§ Exercise directions
Locate and copy each line in the data that contains the word "icon".

Dataset rows for apps and sites:
◆ ◆ ◆ ◆ ◆ ◆ ◆

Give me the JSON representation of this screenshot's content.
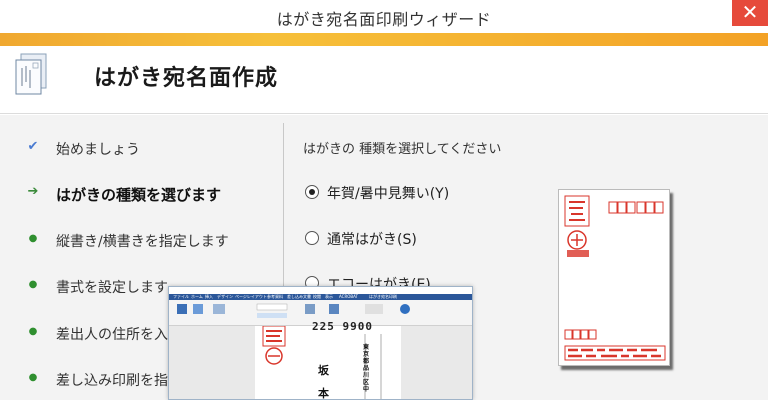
{
  "window": {
    "title": "はがき宛名面印刷ウィザード",
    "close_label": "✕"
  },
  "header": {
    "title": "はがき宛名面作成",
    "icon": "postcard-wizard-icon"
  },
  "steps": [
    {
      "label": "始めましょう",
      "state": "done",
      "marker": "✔"
    },
    {
      "label": "はがきの種類を選びます",
      "state": "current",
      "marker": "➔"
    },
    {
      "label": "縦書き/横書きを指定します",
      "state": "pending",
      "marker": "●"
    },
    {
      "label": "書式を設定します",
      "state": "pending",
      "marker": "●"
    },
    {
      "label": "差出人の住所を入",
      "state": "pending",
      "marker": "●"
    },
    {
      "label": "差し込み印刷を指",
      "state": "pending",
      "marker": "●"
    }
  ],
  "content": {
    "prompt": "はがきの 種類を選択してください",
    "options": [
      {
        "label": "年賀/暑中見舞い(Y)",
        "checked": true
      },
      {
        "label": "通常はがき(S)",
        "checked": false
      },
      {
        "label": "エコーはがき(E)",
        "checked": false
      }
    ]
  },
  "preview": {
    "type": "new-year-postcard",
    "accent_color": "#d9362b"
  },
  "overlay": {
    "tabs": [
      "ファイル",
      "ホーム",
      "挿入",
      "デザイン",
      "ページレイアウト",
      "参考資料",
      "差し込み文書",
      "校閲",
      "表示",
      "ACROBAT",
      "はがき宛名印刷"
    ],
    "zip_code": "225 9900",
    "name": [
      "坂",
      "本"
    ],
    "address": "東京都品川区中"
  },
  "colors": {
    "accent_start": "#f0a830",
    "accent_end": "#f3a226",
    "close": "#e64a3b",
    "ribbon": "#2b579a"
  }
}
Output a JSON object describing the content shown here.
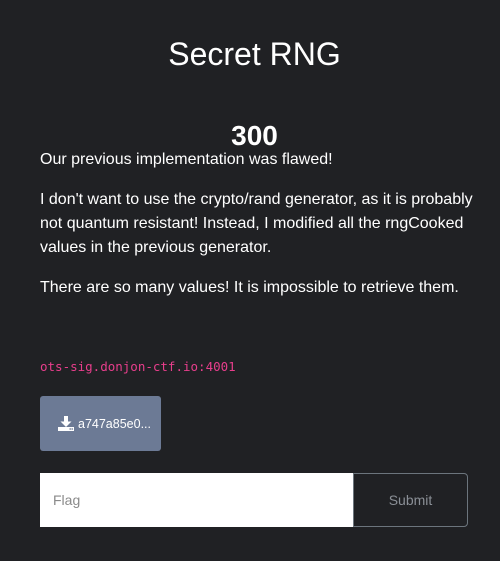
{
  "challenge": {
    "title": "Secret RNG",
    "points": "300",
    "description": [
      "Our previous implementation was flawed!",
      "I don't want to use the crypto/rand generator, as it is probably not quantum resistant! Instead, I modified all the rngCooked values in the previous generator.",
      "There are so many values! It is impossible to retrieve them."
    ],
    "connection": "ots-sig.donjon-ctf.io:4001"
  },
  "files": [
    {
      "label": "a747a85e0...",
      "icon": "download-icon"
    }
  ],
  "flag_form": {
    "placeholder": "Flag",
    "value": "",
    "submit_label": "Submit"
  },
  "colors": {
    "background": "#202124",
    "connection_text": "#e83e8c",
    "file_button": "#6c7a95"
  }
}
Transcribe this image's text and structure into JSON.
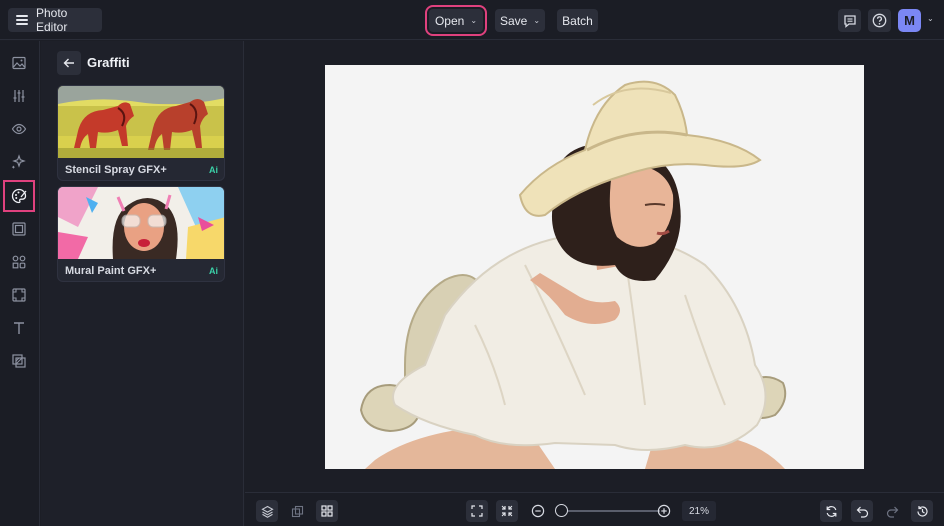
{
  "app": {
    "title": "Photo Editor"
  },
  "toolbar": {
    "open_label": "Open",
    "save_label": "Save",
    "batch_label": "Batch",
    "avatar_initial": "M"
  },
  "sidebar": {
    "items": [
      {
        "icon": "image-icon"
      },
      {
        "icon": "adjust-sliders-icon"
      },
      {
        "icon": "eye-icon"
      },
      {
        "icon": "sparkle-effects-icon"
      },
      {
        "icon": "palette-artsy-icon",
        "active": true
      },
      {
        "icon": "frame-icon"
      },
      {
        "icon": "shapes-icon"
      },
      {
        "icon": "texture-icon"
      },
      {
        "icon": "text-icon"
      },
      {
        "icon": "overlay-icon"
      }
    ]
  },
  "panel": {
    "title": "Graffiti",
    "effects": [
      {
        "label": "Stencil Spray GFX+",
        "badge": "Ai"
      },
      {
        "label": "Mural Paint GFX+",
        "badge": "Ai"
      }
    ]
  },
  "bottom": {
    "zoom": "21%"
  },
  "colors": {
    "accent": "#e0417e",
    "avatar": "#7b87f4",
    "ai_badge": "#3bd1a8",
    "background": "#1c1e26"
  }
}
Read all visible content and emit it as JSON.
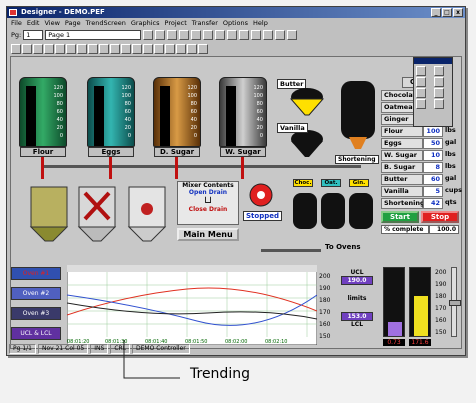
{
  "window": {
    "title": "Designer - DEMO.PEF",
    "min": "_",
    "max": "□",
    "close": "x"
  },
  "menu": [
    "File",
    "Edit",
    "View",
    "Page",
    "TrendScreen",
    "Graphics",
    "Project",
    "Transfer",
    "Options",
    "Help"
  ],
  "toolbar": {
    "page_label": "Pg:",
    "page_num": "1",
    "page_name": "Page 1"
  },
  "tanks": [
    {
      "label": "Flour",
      "color": "#1f7a4a"
    },
    {
      "label": "Eggs",
      "color": "#1b8b88"
    },
    {
      "label": "D. Sugar",
      "color": "#b06a1b"
    },
    {
      "label": "W. Sugar",
      "color": "#7b7b7b"
    }
  ],
  "tank_scale": [
    "120",
    "100",
    "80",
    "60",
    "40",
    "20",
    "0"
  ],
  "butter_label": "Butter",
  "vanilla_label": "Vanilla",
  "shortening_label": "Shortening",
  "mixer": {
    "title": "Mixer Contents",
    "sub": "Open Drain",
    "close": "Close Drain",
    "main_menu": "Main Menu"
  },
  "stopped": "Stopped",
  "silos": [
    "Choc.",
    "Oat.",
    "Gin."
  ],
  "to_ovens": "To Ovens",
  "recipe": {
    "top": "Choco",
    "rows": [
      {
        "n": "Chocolate",
        "v": "",
        "u": ""
      },
      {
        "n": "Oatmeal",
        "v": "",
        "u": ""
      },
      {
        "n": "Ginger",
        "v": "",
        "u": ""
      },
      {
        "n": "Flour",
        "v": "100",
        "u": "lbs"
      },
      {
        "n": "Eggs",
        "v": "50",
        "u": "gal"
      },
      {
        "n": "W. Sugar",
        "v": "10",
        "u": "lbs"
      },
      {
        "n": "B. Sugar",
        "v": "8",
        "u": "lbs"
      },
      {
        "n": "Butter",
        "v": "60",
        "u": "gal"
      },
      {
        "n": "Vanilla",
        "v": "5",
        "u": "cups"
      },
      {
        "n": "Shortening",
        "v": "42",
        "u": "qts"
      }
    ],
    "start": "Start",
    "stop": "Stop",
    "complete_label": "% complete",
    "complete_value": "100.0"
  },
  "trend": {
    "legend": [
      "Oven #1",
      "Oven #2",
      "Oven #3",
      "UCL  &  LCL"
    ],
    "ylabels": [
      "200",
      "190",
      "180",
      "170",
      "160",
      "150"
    ],
    "ucl_label": "UCL",
    "ucl_value": "190.0",
    "limits_label": "limits",
    "lcl_value": "153.0",
    "lcl_label": "LCL",
    "xlabels": [
      "08:01:20",
      "08:01:30",
      "08:01:40",
      "08:01:50",
      "08:02:00",
      "08:02:10",
      "08:02:20"
    ]
  },
  "gauges": {
    "left_value": "0.73",
    "right_value": "171.6",
    "scale": [
      "200",
      "190",
      "180",
      "170",
      "160",
      "150"
    ]
  },
  "statusbar": [
    "Pg 1/1",
    "Nov 21 Col 05",
    "INS",
    "CRL",
    "DEMO Controller"
  ],
  "caption": "Trending"
}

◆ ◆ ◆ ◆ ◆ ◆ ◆

§ Answer to this task
    "icon": "postcard-wizard-icon"
      "icon": "download-icon"
        "icon": "image-icon"
        "icon": "adjust-sliders-icon"
        "icon": "eye-icon"
        "icon": "sparkle-effects-icon"
        "icon": "palette-artsy-icon",
        "icon": "frame-icon"
        "icon": "shapes-icon"
        "icon": "texture-icon"
        "icon": "text-icon"
        "icon": "overlay-icon"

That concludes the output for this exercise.